1. Limited time only! Sign up for a free 30min personal tutor trial with Chegg Tutors
    Dismiss Notice
Dismiss Notice
Join Physics Forums Today!
The friendliest, high quality science and math community on the planet! Everyone who loves science is here!

Calculating straight-line distance between cities

  1. Aug 30, 2015 #1

    Nathanael

    User Avatar
    Homework Helper

    Suppose we know the (longitude/latitude) coordinates of two cities and we want to find the straight-line distance between them. Call this distance B.

    Would this be correct?

    ##B=\sqrt{B_1^2+B_2^2}##
    ##B_1=2R\sin(\theta / 2)##
    ##B_2=2R\sin(\phi / 2)##
    Where:
    R is the Earth's radius
    θ and Φ are the difference between the longitude/latitude coordinates respectively.

    Seems correct to me, but I have an astronomy lab where the coordinates of two cities are given and the (straight-line) distance between them is given, but it doesn't agree with my formula above.
     
  2. jcsd
  3. Aug 30, 2015 #2

    sophiecentaur

    User Avatar
    Science Advisor
    Gold Member

    Off the top of my head, I should have expected the latitude to be included in the calculation for the distance between lines of longitude. Your formula seems to assume that the distance between lines of longitude is the same from equator to pole. (no spherical effects) I did all this once in a Nav course and once in a propagation programme for HF broadcasting but it's all gone!!!
    At first, I thought "great circle" but, of course, for Astronomy, you really do want the straight line distance.
     
  4. Aug 30, 2015 #3

    Nugatory

    User Avatar

    Staff: Mentor

    Are you looking for the "straight-line" distance across the curved surface of the earth (the distance you'd cover if you walked from one city straight towards the other) or the straight-line path that goes through the earth?

    Either way, the same ##\theta## value corresponds to different distances according to how far from the poles you are. You're not taking that effect into account.
     
  5. Aug 30, 2015 #4

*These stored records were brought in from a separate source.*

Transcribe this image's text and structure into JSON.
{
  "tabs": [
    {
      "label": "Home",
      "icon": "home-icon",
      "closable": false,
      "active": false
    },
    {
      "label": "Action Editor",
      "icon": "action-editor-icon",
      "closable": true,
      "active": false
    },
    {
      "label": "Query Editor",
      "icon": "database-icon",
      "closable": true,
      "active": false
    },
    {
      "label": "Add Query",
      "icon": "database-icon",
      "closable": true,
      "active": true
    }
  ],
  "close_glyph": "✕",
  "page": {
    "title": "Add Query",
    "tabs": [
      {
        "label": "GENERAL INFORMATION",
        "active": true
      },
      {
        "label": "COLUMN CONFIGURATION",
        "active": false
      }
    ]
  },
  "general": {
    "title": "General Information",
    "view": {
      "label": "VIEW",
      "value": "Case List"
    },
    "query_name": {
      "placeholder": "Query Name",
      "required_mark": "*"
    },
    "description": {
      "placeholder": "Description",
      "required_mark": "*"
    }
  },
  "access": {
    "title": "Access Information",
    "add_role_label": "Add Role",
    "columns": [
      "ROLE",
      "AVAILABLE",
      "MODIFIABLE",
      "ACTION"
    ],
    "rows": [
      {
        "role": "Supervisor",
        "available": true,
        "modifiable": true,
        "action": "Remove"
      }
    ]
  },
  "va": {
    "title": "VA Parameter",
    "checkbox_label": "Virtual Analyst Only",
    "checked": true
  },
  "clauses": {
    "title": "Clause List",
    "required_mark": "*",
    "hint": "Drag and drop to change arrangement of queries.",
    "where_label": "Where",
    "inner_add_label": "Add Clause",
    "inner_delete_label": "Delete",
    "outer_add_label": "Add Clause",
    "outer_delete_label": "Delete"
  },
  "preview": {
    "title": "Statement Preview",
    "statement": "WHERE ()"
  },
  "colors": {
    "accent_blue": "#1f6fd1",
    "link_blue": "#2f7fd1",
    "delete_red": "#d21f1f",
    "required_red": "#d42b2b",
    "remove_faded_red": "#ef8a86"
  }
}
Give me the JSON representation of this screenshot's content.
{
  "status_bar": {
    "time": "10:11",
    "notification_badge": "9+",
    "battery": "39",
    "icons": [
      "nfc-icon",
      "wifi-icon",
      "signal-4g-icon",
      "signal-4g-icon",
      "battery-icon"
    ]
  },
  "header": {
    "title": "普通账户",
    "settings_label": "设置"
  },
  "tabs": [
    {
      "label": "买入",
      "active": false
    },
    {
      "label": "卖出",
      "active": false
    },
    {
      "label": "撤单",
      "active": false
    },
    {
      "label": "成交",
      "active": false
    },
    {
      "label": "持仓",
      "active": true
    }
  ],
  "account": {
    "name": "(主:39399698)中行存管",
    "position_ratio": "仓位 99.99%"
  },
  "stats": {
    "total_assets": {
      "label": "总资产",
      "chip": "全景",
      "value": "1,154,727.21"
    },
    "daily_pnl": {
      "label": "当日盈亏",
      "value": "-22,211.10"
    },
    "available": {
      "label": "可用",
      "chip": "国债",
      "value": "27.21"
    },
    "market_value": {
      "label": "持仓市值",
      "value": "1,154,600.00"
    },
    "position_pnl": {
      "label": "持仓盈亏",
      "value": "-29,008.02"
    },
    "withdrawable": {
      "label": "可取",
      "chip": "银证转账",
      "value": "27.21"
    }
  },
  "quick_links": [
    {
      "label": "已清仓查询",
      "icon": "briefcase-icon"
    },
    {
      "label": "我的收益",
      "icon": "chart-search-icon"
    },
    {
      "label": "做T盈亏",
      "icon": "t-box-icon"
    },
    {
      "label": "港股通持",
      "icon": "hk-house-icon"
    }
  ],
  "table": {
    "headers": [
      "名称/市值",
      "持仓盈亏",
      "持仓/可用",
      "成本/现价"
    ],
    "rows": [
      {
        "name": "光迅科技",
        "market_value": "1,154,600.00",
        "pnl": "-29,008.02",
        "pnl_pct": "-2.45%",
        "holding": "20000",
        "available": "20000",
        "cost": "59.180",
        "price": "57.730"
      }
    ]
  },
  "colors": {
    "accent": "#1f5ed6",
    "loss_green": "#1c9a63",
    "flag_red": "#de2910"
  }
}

    andrewkirk

    User Avatar
    Science Advisor
    Homework Helper
    Gold Member

    I doubt it would be that, because the formula is symmetric in ##\theta## and ##\phi## but their roles in the spherical coordinates are not symmetric. If ##\theta## is the azimuth then it relates to a smaller circle (non-great circle) than ##\phi##.

    I think the correct formula will be based on doing the 3D geometry to work out the angle ##\angle C_1OC_2## where ##C_1,C_2## are the locations of the two cities on the sphere and ##O## is the centre. Then the distance is just ##R \angle C_1OC_2##.

    Edit: I just saw Nugatory's post. I had assumed by 'straight line' you meant the great circle distance, but as he points out, you may mean the straight line in ##\mathbb{R}^3##, for which a different formula would apply, but again I would not expect it to be symmetric in ##\theta,\phi##.
     
  6. Aug 30, 2015 #5

    Nathanael

    User Avatar
    Homework Helper

    Ok, thanks everyone. Yes I meant the straight-line distance through space, not the curved path along the surface.

    Let us use ##Φ_1## ##θ_1## and ##Φ_2## ##θ_2## for each city. (Φ is latitude so Φ=0 is on the equator.)

    If Φ_1 = Φ_2, it would be:
    ##B=2R\cos(Φ)\sin\big(\frac{\left |θ_2-θ_1\right |}{2}\big)##

    If θ_1 = θ_2 it would be:
    ##B=2R\sin\big(\frac{\left |Φ_2-Φ_1\right |}{2}\big)##

    I'll have to think more about how to put it together when both coordinates are different. I can't use pythagoreans theorem as I don't believe they would be perpendicular (unless φ=0 for one of the cities).

    Thanks again, I'll think about it.
     
  7. Aug 30, 2015 #6

    andrewkirk

    User Avatar
    Science Advisor
    Homework Helper
    Gold Member

    The coordinates of ##C_i## are ##z_i=R\cos\phi_i,\ x_i=R\sin\phi_i\cos\theta_i,\ y_i=R\sin\phi_i\sin\theta_i##.
    The straight line distance will be

    $$d=\sqrt{(z_2-z_1)^2+(y_2-y_1)^2+(x_2-x_1)^2}$$

    Substituting the formulas from the first line into that gives the answer. I imagine some simplification is possible.

    Further, although this isn't what you're after, the great circle distance will be

    $$R\sin^{-1}\frac{d}{2R}$$
     
    Last edited: Aug 30, 2015
  8. Aug 30, 2015 #7

    Nathanael

    User Avatar
    Homework Helper

    Good point, converting to cartesian then using pythaogrean is a straightforward solution, thanks Andrew.
     
Know someone interested in this topic? Share this thread via Reddit, Google+, Twitter, or Facebook